_Information given_:
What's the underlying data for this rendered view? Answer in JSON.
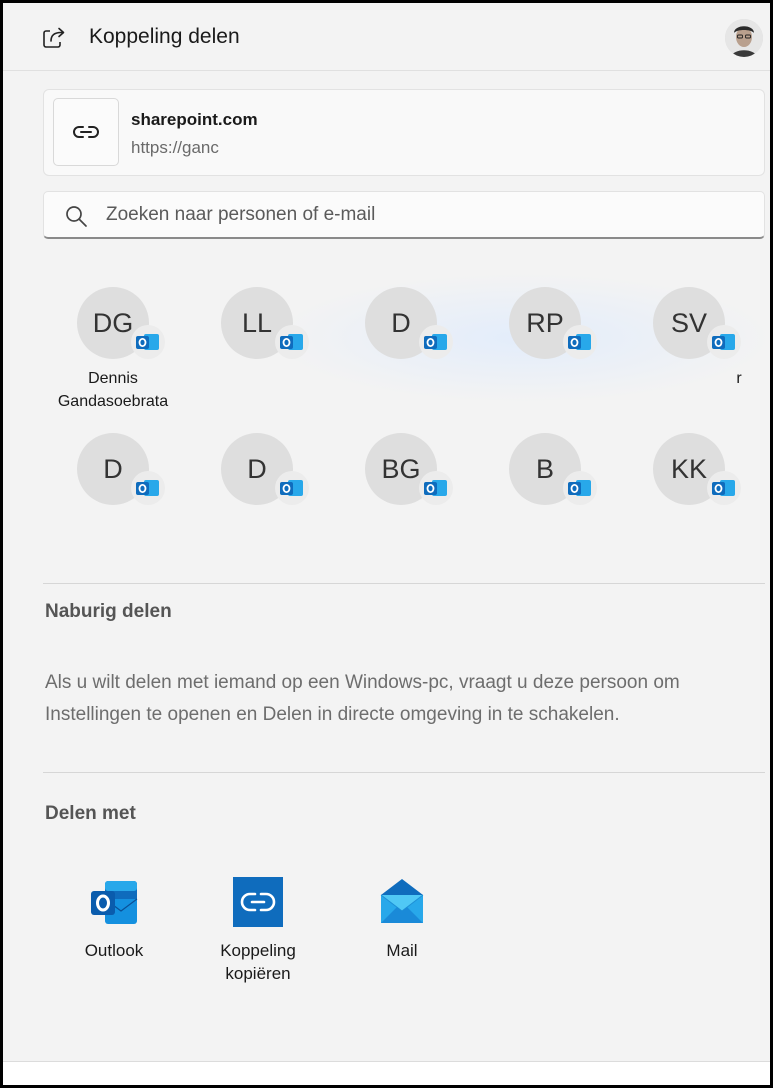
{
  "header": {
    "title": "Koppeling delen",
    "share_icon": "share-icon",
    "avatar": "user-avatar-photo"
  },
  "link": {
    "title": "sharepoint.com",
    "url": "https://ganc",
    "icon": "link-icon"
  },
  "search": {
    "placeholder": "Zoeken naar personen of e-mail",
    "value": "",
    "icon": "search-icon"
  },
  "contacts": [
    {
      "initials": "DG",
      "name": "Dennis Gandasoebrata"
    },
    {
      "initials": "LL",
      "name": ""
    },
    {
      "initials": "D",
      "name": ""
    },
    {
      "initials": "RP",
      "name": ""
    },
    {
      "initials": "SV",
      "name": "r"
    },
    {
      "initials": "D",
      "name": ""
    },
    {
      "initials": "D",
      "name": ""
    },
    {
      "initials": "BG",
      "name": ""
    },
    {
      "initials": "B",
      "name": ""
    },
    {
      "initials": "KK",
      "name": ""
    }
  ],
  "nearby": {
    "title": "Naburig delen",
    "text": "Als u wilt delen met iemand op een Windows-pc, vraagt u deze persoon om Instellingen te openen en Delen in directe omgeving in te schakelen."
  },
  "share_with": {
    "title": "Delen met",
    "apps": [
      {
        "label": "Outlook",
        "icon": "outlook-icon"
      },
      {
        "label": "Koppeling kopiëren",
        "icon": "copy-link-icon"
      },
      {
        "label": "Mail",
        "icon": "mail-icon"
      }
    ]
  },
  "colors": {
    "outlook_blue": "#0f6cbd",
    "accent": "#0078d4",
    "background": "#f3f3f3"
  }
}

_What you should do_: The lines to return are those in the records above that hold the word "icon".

_Task result_:
    "share_icon": "share-icon",
    "icon": "link-icon"
    "icon": "search-icon"
        "icon": "outlook-icon"
        "icon": "copy-link-icon"
        "icon": "mail-icon"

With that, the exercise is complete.